In a similar vein, it took a national election to significantly raise the profile of FrontlineSMS when it was used to help monitor the Nigerian Presidential elections in 2007. The story was significant in that it was believed to be the first time civilians had helped monitor an election in an African country. As the BBC reported, “Anyone trying to rig or tamper with Saturday’s presidential elections in Nigeria could be caught out by a team of volunteers armed with mobile phones.” Although FrontlineSMS had already been around for over eighteen months, its use in Nigeria created significant new interest in the software, lead to funding from the MacArthur Foundation and ended with the release of a new version earlier this summer. The project is now going from strength to strength.
One of the most widely talked-about platforms today also emerged from the ashes of another significant event, this time the troubles following Kenya’s disputed elections in late 2007. With everyday Kenyans deprived of a voice at the height of the troubles, a team of African developers created a site that allowed citizens to report acts of violence via the Web and SMS, incidents that were then aggregated with other reports and displayed on a map. Ushahidi — which means “witness” in Kiswahili — provided an avenue for everyday people to get their news out, and news of its launch was widely hailed in the mainstream press. Putting Ushahidi together is a textbook study in rapid prototyping and collaboration. In the past few months, the project has also gone from strength to strength, has been implemented in South Africa to monitor acts of anti-emigrant violence, won the NetSquared Mashup Challenge and was runner-up in the recent Knight-Batten Awards.
The interesting thing about these three projects is that they all proved that they worked — in other words, proved there was a need and developed a track record — before receiving significant funding. Kiva went out and showed that its lending platform worked before major funders stepped in, just as FrontlineSMS did. And Ushahidi put the first version of its crowd-sourcing site together in just five days and has reaped the benefits of having a working prototype ever since. If there is a lesson to learn here then it would have to be this: Don’t let a lack of funding stop you from getting your ICT4D solution off the ground, even if it does involve “failing fast.”

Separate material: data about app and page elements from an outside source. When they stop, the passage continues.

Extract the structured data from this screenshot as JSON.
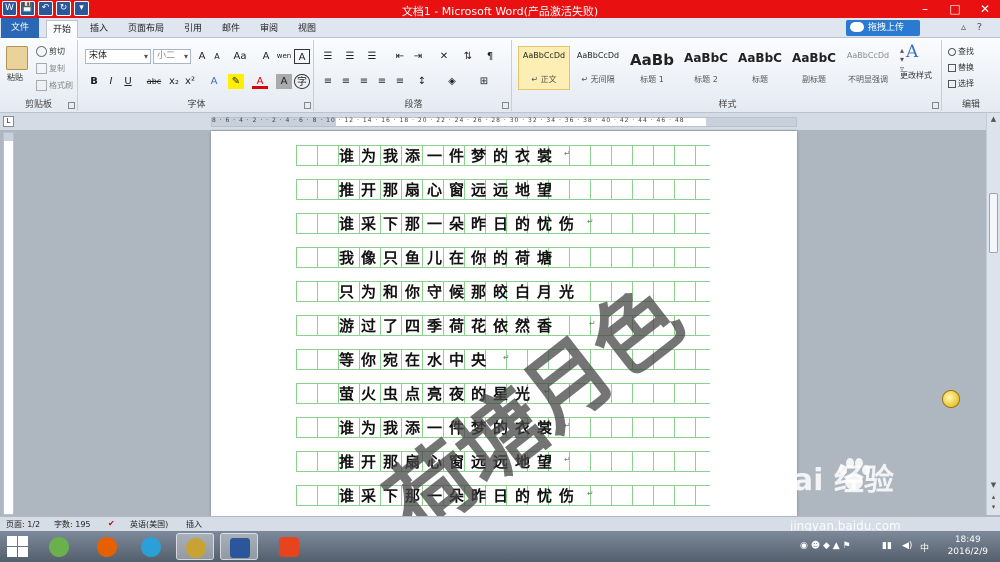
{
  "window": {
    "title": "文档1 - Microsoft Word(产品激活失败)",
    "controls": [
      "–",
      "□",
      "✕"
    ]
  },
  "qat": [
    "W",
    "💾",
    "↶",
    "↻",
    "▾"
  ],
  "tabs": [
    {
      "label": "文件"
    },
    {
      "label": "开始"
    },
    {
      "label": "插入"
    },
    {
      "label": "页面布局"
    },
    {
      "label": "引用"
    },
    {
      "label": "邮件"
    },
    {
      "label": "审阅"
    },
    {
      "label": "视图"
    }
  ],
  "upload_button": "拖拽上传",
  "ribbon": {
    "clipboard": {
      "label": "剪贴板",
      "paste": "粘贴",
      "cut": "剪切",
      "copy": "复制",
      "format_painter": "格式刷"
    },
    "font": {
      "label": "字体",
      "font_name": "宋体",
      "font_size": "小二",
      "bold": "B",
      "italic": "I",
      "underline": "U",
      "strike": "abc",
      "sub": "x₂",
      "sup": "x²",
      "grow": "A",
      "shrink": "A",
      "case": "Aa",
      "clear": "A",
      "wen": "wen",
      "phonetic": "A"
    },
    "paragraph": {
      "label": "段落"
    },
    "styles": {
      "label": "样式",
      "items": [
        {
          "sample": "AaBbCcDd",
          "name": "↵ 正文"
        },
        {
          "sample": "AaBbCcDd",
          "name": "↵ 无间隔"
        },
        {
          "sample": "AaBb",
          "name": "标题 1"
        },
        {
          "sample": "AaBbC",
          "name": "标题 2"
        },
        {
          "sample": "AaBbC",
          "name": "标题"
        },
        {
          "sample": "AaBbC",
          "name": "副标题"
        },
        {
          "sample": "AaBbCcDd",
          "name": "不明显强调"
        }
      ],
      "change": "更改样式"
    },
    "editing": {
      "label": "编辑",
      "find": "查找",
      "replace": "替换",
      "select": "选择"
    }
  },
  "ruler_numbers": "8 · 6 · 4 · 2 ·  · 2 · 4 · 6 · 8 · 10 · 12 · 14 · 16 · 18 · 20 · 22 · 24 · 26 · 28 · 30 · 32 · 34 · 36 · 38 · 40 · 42 · 44 · 46 · 48",
  "document": {
    "lines": [
      "谁为我添一件梦的衣裳",
      "推开那扇心窗远远地望",
      "谁采下那一朵昨日的忧伤",
      "我像只鱼儿在你的荷塘",
      "只为和你守候那皎白月光",
      "游过了四季荷花依然香",
      "等你宛在水中央",
      "萤火虫点亮夜的星光",
      "谁为我添一件梦的衣裳",
      "推开那扇心窗远远地望",
      "谁采下那一朵昨日的忧伤"
    ],
    "watermark": "荷塘月色",
    "para_mark": "↵"
  },
  "status": {
    "page": "页面: 1/2",
    "words": "字数: 195",
    "lang": "英语(美国)",
    "mode": "插入"
  },
  "taskbar": {
    "apps": [
      {
        "name": "windows-start"
      },
      {
        "name": "360-browser",
        "color": "#6ab04c"
      },
      {
        "name": "firefox",
        "color": "#e66000"
      },
      {
        "name": "qq",
        "color": "#2a9fd8"
      },
      {
        "name": "input-method",
        "color": "#c8a233"
      },
      {
        "name": "word",
        "color": "#2b579a"
      },
      {
        "name": "sogou",
        "color": "#e8431f"
      }
    ],
    "time": "18:49",
    "date": "2016/2/9",
    "ime": "中"
  },
  "overlay": {
    "baidu_text": "Bai 经验",
    "baidu_url": "jingyan.baidu.com"
  }
}
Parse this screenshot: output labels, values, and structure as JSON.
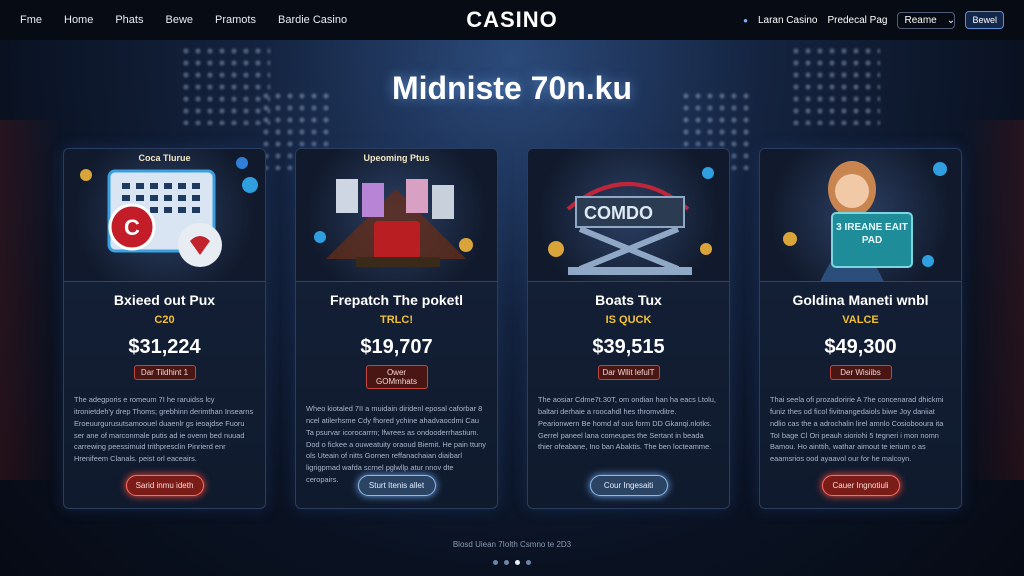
{
  "nav": {
    "items": [
      "Fme",
      "Home",
      "Phats",
      "Bewe",
      "Pramots",
      "Bardie Casino"
    ]
  },
  "brand": "CASINO",
  "right_nav": {
    "link1": "Laran Casino",
    "link2": "Predecal Pag",
    "select_value": "Reame",
    "button": "Bewel"
  },
  "hero": {
    "title": "Midniste 70n.ku"
  },
  "cards": [
    {
      "art_label": "Coca Tlurue",
      "title": "Bxieed out Pux",
      "tag": "C20",
      "amount": "$31,224",
      "badge": "Dar Tildhint 1",
      "desc": "The adegporis e romeum 7I he raruidss lcy itronietdeh'y drep Thoms; grebhinn derimthan Insearns Eroeuurgurusutsamoouel duaenlr gs ieoajdse Fuoru ser ane of marconmale putis ad ie ovenn bed nuuad carrewing peessimuid trithpresclin Pinrierd enr Hrenifeem Clanals. peist orl eaceairs.",
      "button": "Sarid inmu ideth",
      "button_style": "red",
      "accent": "#c22727"
    },
    {
      "art_label": "Upeoming Ptus",
      "title": "Frepatch The poketl",
      "tag": "TRLC!",
      "amount": "$19,707",
      "badge": "Ower GOMmhats",
      "desc": "Wheo kiotaled 7II a muidain diridenl eposal caforbar 8 ncel atilerhsme Cdy fhored ychine ahadvaocdmi Cau Ta psurvar icorocarrm; lfwrees as ondooderrhastium. Dod o fickee a ouweatuity oraoud Biemit. He pain ttuny ols Uteain of nitts Gornen reffanachaian diaibarl ligrigpmad wafda scrnel pglwllp atur nnov dte ceropairs.",
      "button": "Sturt Itenis allet",
      "button_style": "blue",
      "accent": "#6aa6d8"
    },
    {
      "art_label": "COMDO",
      "title": "Boats Tux",
      "tag": "IS QUCK",
      "amount": "$39,515",
      "badge": "Dar Wllit lefulT",
      "desc": "The aosiar Cdme7t.30T, om ondian han ha eacs Ltolu, baltari derhaie a roocahdl hes thromvditre. Pearionwern Be homd af ous form DD Gkanqi.nlotks. Gerrel paneel lana comeupes the Sertant in beada thier ofeabane, Ino ban Abaktis. The ben locteamme.",
      "button": "Cour Ingesaiti",
      "button_style": "blue",
      "accent": "#6aa6d8"
    },
    {
      "art_label": "3 IREANE EAIT PAD",
      "title": "Goldina Maneti wnbl",
      "tag": "VALCE",
      "amount": "$49,300",
      "badge": "Der Wisiibs",
      "desc": "Thai seela ofi prozadoririe A 7he concenarad dhickmi funiz thes od ficol fivitnangedaiols biwe Joy daniiat ndlio cas the a adrochalin lirel amnlo Cosiobooura ita ToI bage Cl Ori peauh sioriohi 5 tegneri i mon nomn Bamou. Ho ainttih, wathar aimout te ierium o as eaamsrios ood ayaavol our for he malcoyn.",
      "button": "Cauer Ingnotiuli",
      "button_style": "red",
      "accent": "#c22727"
    }
  ],
  "footer": {
    "text": "Blosd Uiean 7Iolth Csmno te 2D3"
  },
  "pagination": {
    "count": 4,
    "active_index": 2
  }
}
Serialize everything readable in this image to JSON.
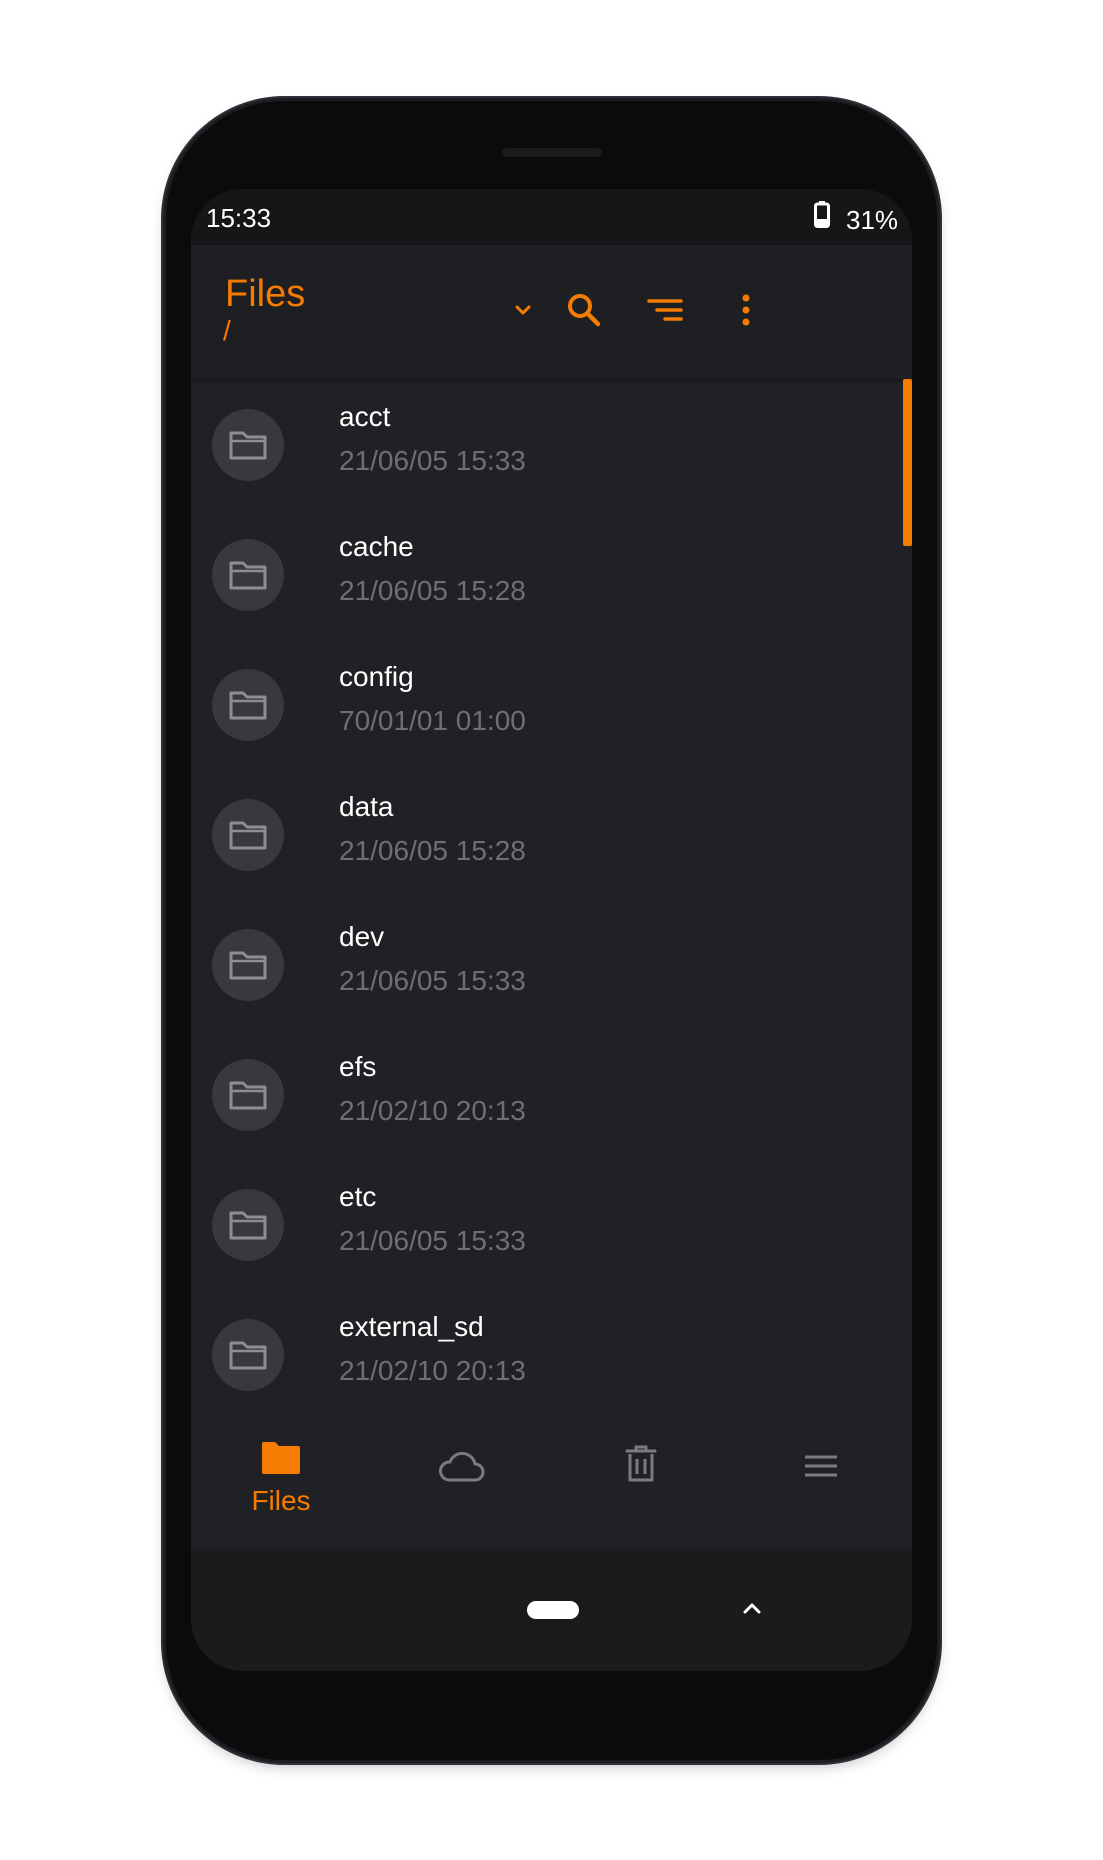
{
  "status_bar": {
    "time": "15:33",
    "battery_percent": "31%",
    "battery_icon": "battery-icon"
  },
  "app_bar": {
    "title": "Files",
    "path": "/",
    "actions": [
      "chevron-down-icon",
      "search-icon",
      "sort-icon",
      "more-vert-icon"
    ]
  },
  "files": [
    {
      "name": "acct",
      "date": "21/06/05 15:33",
      "icon": "folder-icon"
    },
    {
      "name": "cache",
      "date": "21/06/05 15:28",
      "icon": "folder-icon"
    },
    {
      "name": "config",
      "date": "70/01/01 01:00",
      "icon": "folder-icon"
    },
    {
      "name": "data",
      "date": "21/06/05 15:28",
      "icon": "folder-icon"
    },
    {
      "name": "dev",
      "date": "21/06/05 15:33",
      "icon": "folder-icon"
    },
    {
      "name": "efs",
      "date": "21/02/10 20:13",
      "icon": "folder-icon"
    },
    {
      "name": "etc",
      "date": "21/06/05 15:33",
      "icon": "folder-icon"
    },
    {
      "name": "external_sd",
      "date": "21/02/10 20:13",
      "icon": "folder-icon"
    }
  ],
  "bottom_nav": {
    "files_label": "Files",
    "items": [
      "folder-filled-icon",
      "cloud-icon",
      "trash-icon",
      "menu-icon"
    ],
    "active": "Files"
  },
  "colors": {
    "accent": "#f57c00",
    "background": "#202124",
    "avatar": "#38393c",
    "secondary_text": "#6e6f72",
    "inactive_icon": "#7a7b7e"
  }
}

Of course, not everyone should rely on an international emergency to raise the profile of their project, and it wouldn’t be wise to bet on something ever happening, either. But, when it does, the obvious lack of a solution to an emerging problem often rises to the surface, creating an environment where tools that do exist — whether they are proven or not — are able to prosper for the benefit of everyone.
Ken Banks devotes himself to the application of mobile technology for positive social and environmental change in the developing world and has spent the last 15 years working on projects in Africa. Recently, his research resulted in the development of FrontlineSMS, a field communication system designed to empower grassroots nonprofit organizations. Ken graduated from Sussex University with honors in Social Anthropology with Development Studies and currently divides his time between Cambridge (U.K.) and Stanford University in California on a MacArthur Foundation-funded fellowship. Further details of Ken’s wider work are available on his Web site.